There was one major issue I had with the plot, which I'll go into below, but this was a relatively minor flaw - such was the strength of the film that it simply carried me along with it.

The rest of this post will include major spoilers, so you may want to avoid reading it...

Okay, there is a major plot point that makes no sense at all. The middle section of the film revolves around the bad guy allowing himself to be captured, only to escape and so be in a position to launch the next part of his plan. There are two major problems with this. The first is that there is absolutely nothing in his plan that couldn't be achieved equally well simply by buying a plane ticket. He doesn't do anything that requires access to the enemy camp, he doesn't provoke anyone to do anything they otherwise wouldn't have done, he doesn't plant any bombs or sabotage any systems, or... Basically, he takes a completely needless risk for no gain. (And, indeed, before he executes the rest of the plan, he is joined by his minions... who did get into position by virtue of just buying plane tickets!)

The second major problem was one that particularly annoyed me, but I suspect most of the audience just missed. The bag guy escapes because MI6's "computer expert" connects the bad guy's laptop to the MI6 network so that he can analyse it, thus in turn allowing said laptop to hack the MI6 network. In case it's not clear: the bad guy's escape plan relies on an alleged genius computer expert committing an act of monumental and collosal stupidity. I mean, I don't work with any great computer security, and yet we are absolutely forbidden to connect anything to our network that hasn't first been sanitised by IT. Our schools don't allow foreign computers to connect to their networks. And why? Because the risks are just far to great. And yet MI6's computer "expert" quite happily connects a foreign laptop from a known terrorist who is himself a computer expert, to their network.


That epic, gaping hole in the plot aside, I thoroughly enjoyed the film. I really liked that Bond was shown to be suffering the wear and tear of his lifestyle. I liked that he appeared to be held together by alcohol and painkillers. I liked that haunted look that Daniel Craig brought to the role. And Judy Dench's performance as 'M' truly was excellent.

The other thing I really liked was the role of the female agent. She wasn't named right through the film, and I spent the film wondering whether she would turn out to be the new Moneypenny, or if she would instead launch a sudden but inevitable betrayal. And, right up to the end, I was still left wondering. That was awesome.

And I liked the end of the film, also. It now being 50 years since the first Bond film, this film in many ways was a trek back to the roots of Bond.
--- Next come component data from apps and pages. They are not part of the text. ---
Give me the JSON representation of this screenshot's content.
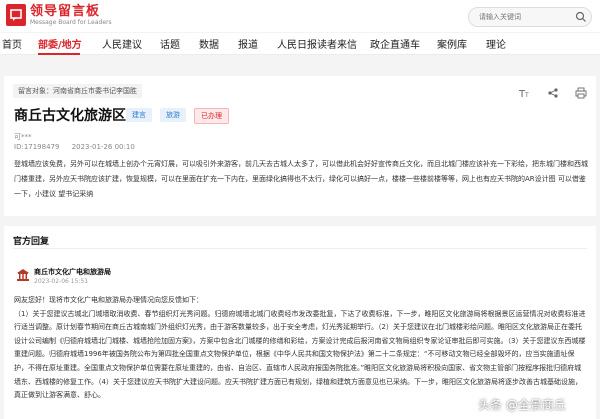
{
  "header": {
    "logo_title": "领导留言板",
    "logo_subtitle": "Message Board for Leaders",
    "search_placeholder": "请输入关键词"
  },
  "nav": {
    "items": [
      {
        "label": "首页",
        "active": false
      },
      {
        "label": "部委/地方",
        "active": true
      },
      {
        "label": "人民建议",
        "active": false
      },
      {
        "label": "话题",
        "active": false
      },
      {
        "label": "数据",
        "active": false
      },
      {
        "label": "报道",
        "active": false
      },
      {
        "label": "人民日报读者来信",
        "active": false
      },
      {
        "label": "政企直通车",
        "active": false
      },
      {
        "label": "案例库",
        "active": false
      },
      {
        "label": "理论",
        "active": false
      }
    ]
  },
  "message": {
    "target": "留言对象：河南省商丘市委书记李国胜",
    "title": "商丘古文化旅游区",
    "badges": [
      "建言",
      "旅游",
      "已办理"
    ],
    "author": "可***",
    "id": "ID:17198479",
    "date": "2023-01-26 00:10",
    "body": "登城墙应该免费，另外可以在城墙上创办个元宵灯展，可以吸引外来游客，前几天去古城人太多了，可以借此机会好好宣传商丘文化，而且北城门楼应该补充一下彩绘，把东城门楼和西城门楼重建，另外应天书院应该扩建，恢复规模，可以在里面在扩充一下内在，里面绿化搞得也不太行，绿化可以搞好一点，楼楼一些楼前楼等等，网上也有应天书院的AR设计图  可以借鉴一下，小建议 望书记采纳"
  },
  "reply": {
    "heading": "官方回复",
    "org": "商丘市文化广电和旅游局",
    "time": "2023-02-06 15:51",
    "greeting": "网友您好！现将市文化广电和旅游局办理情况向您反馈如下：",
    "body": "（1）关于您建议古城北门城墙取消收费、春节组织灯光秀问题。归德府城墙北城门收费经市发改委批复，下达了收费标准，下一步，睢阳区文化旅游局将根据景区运营情况对收费标准进行适当调整。原计划春节期间在商丘古城南城门外组织灯光秀，由于游客数量较多，出于安全考虑，灯光秀延期举行。（2）关于您建议在北门城楼彩绘问题。睢阳区文化旅游局正在委托设计公司编制《归德府城墙北门城楼、城墙抢险加固方案》，方案中包含北门城楼的修缮和彩绘，方案设计完成后报河南省文物局组织专家论证审批后即可实施。（3）关于您建议东西城楼重建问题。归德府城墙1996年被国务院公布为第四批全国重点文物保护单位，根据《中华人民共和国文物保护法》第二十二条规定：“不可移动文物已经全部毁坏的，应当实施遗址保护，不得在原址重建。全国重点文物保护单位需要在原址重建的，由省、自治区、直辖市人民政府报国务院批准。”睢阳区文化旅游局将积极向国家、省文物主管部门按程序报批归德府城墙东、西城楼的修复工作。（4）关于您建议应天书院扩大建设问题。应天书院扩建方面已有规划，绿植和建筑方面意见也已采纳。下一步，睢阳区文化旅游局将逐步改善古城基础设施，真正做到让游客满意、舒心。"
  },
  "watermark": "头条 @全景商丘",
  "colors": {
    "accent": "#d9252b",
    "tag_blue": "#2f7bd1"
  }
}
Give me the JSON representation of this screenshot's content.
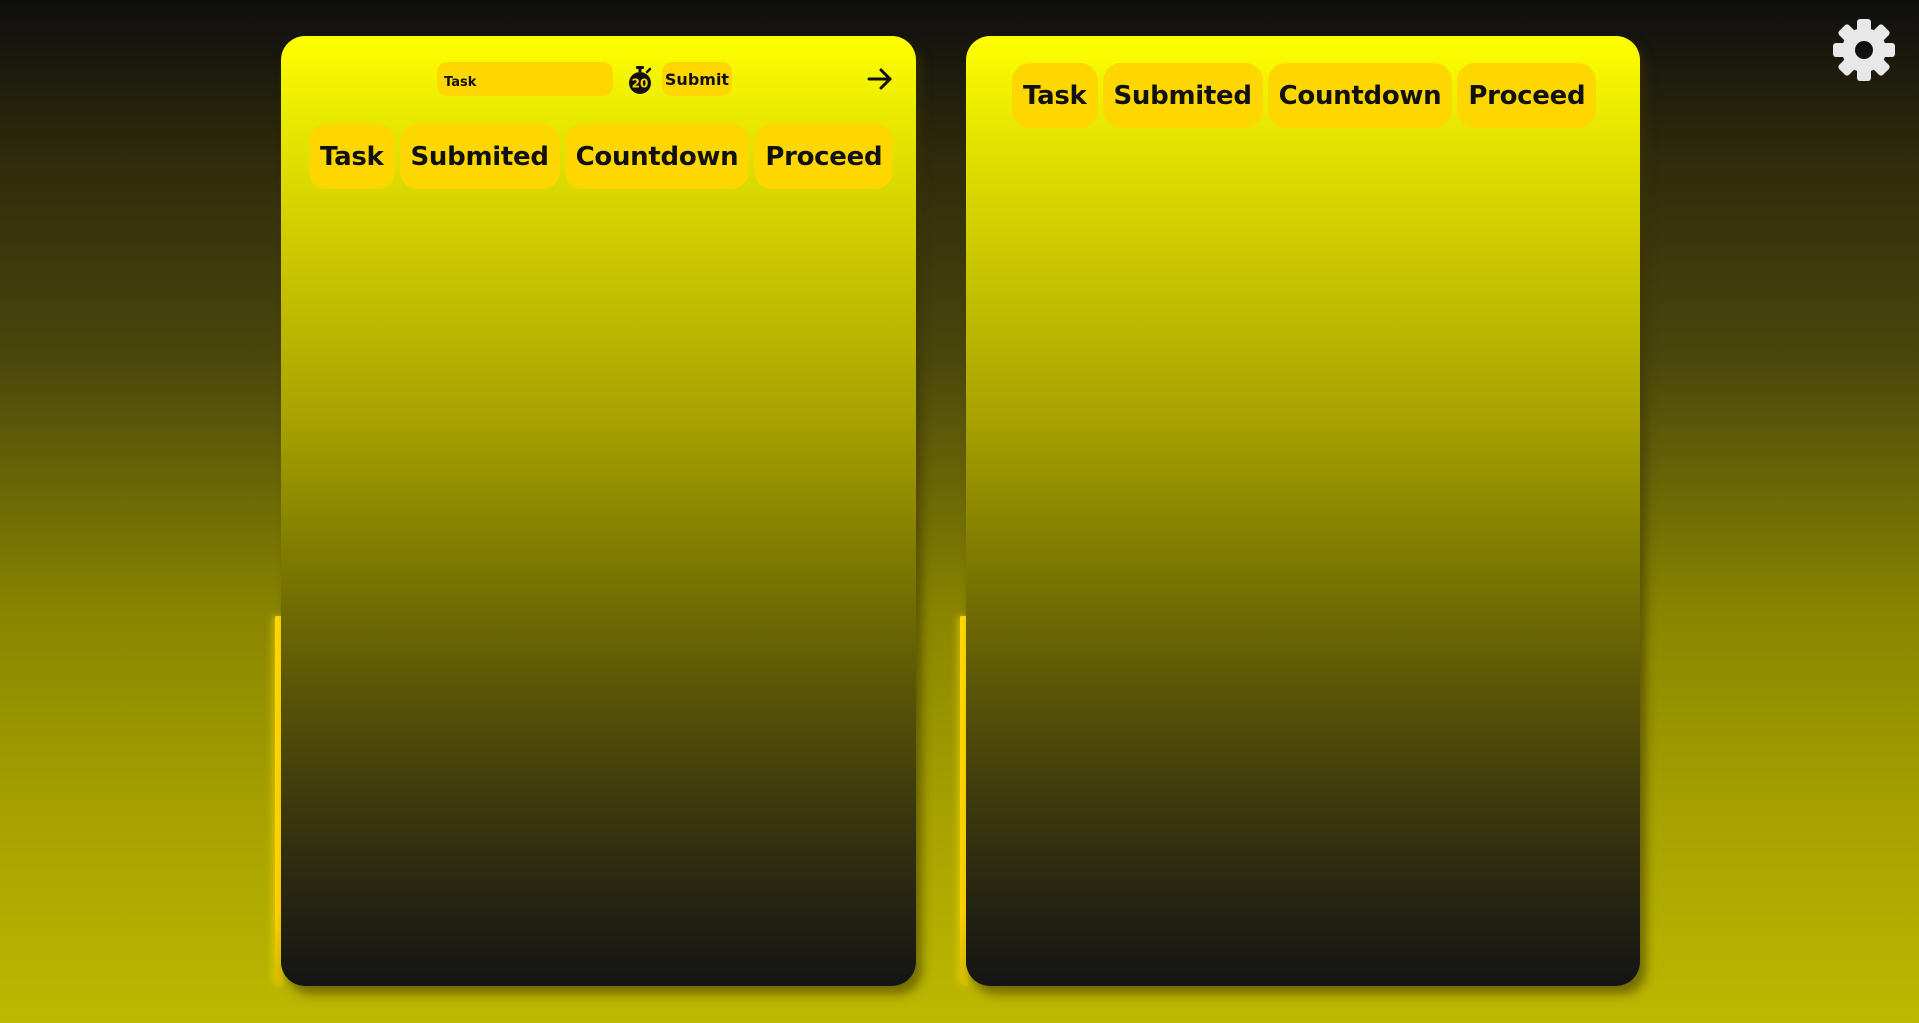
{
  "left_panel": {
    "toolbar": {
      "task_placeholder": "Task",
      "timer_value": "20",
      "submit_label": "Submit",
      "next_icon": "arrow-right-icon"
    },
    "tabs": [
      "Task",
      "Submited",
      "Countdown",
      "Proceed"
    ]
  },
  "right_panel": {
    "tabs": [
      "Task",
      "Submited",
      "Countdown",
      "Proceed"
    ]
  },
  "settings": {
    "icon": "gear-icon"
  },
  "colors": {
    "accent": "#ffd700",
    "panel_top": "#ffff00",
    "panel_bottom": "#141414",
    "text": "#111111",
    "gear": "#e8e8e8"
  }
}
And so, all the pieces of the puzzle were gradually put into play, they were gradually assembled, and by the end we get a very 'classic' Bond set-up - he's the trusted Double-Oh agent, he's relied on and trusted by 'M', there's a 'Q' branch, and Moneypenny, and he's all set for his next adventure.

When the titles rolled, and the statement "James Bond shall return", I was left with a great sense of completeness, and an anticipation for the next film that I hadn't really felt since... well, since "Casino Royale". Hopefully, the next film won't dash those hopes in the same way as QoS.

#41: "Post Captain", by Patrick O'Brian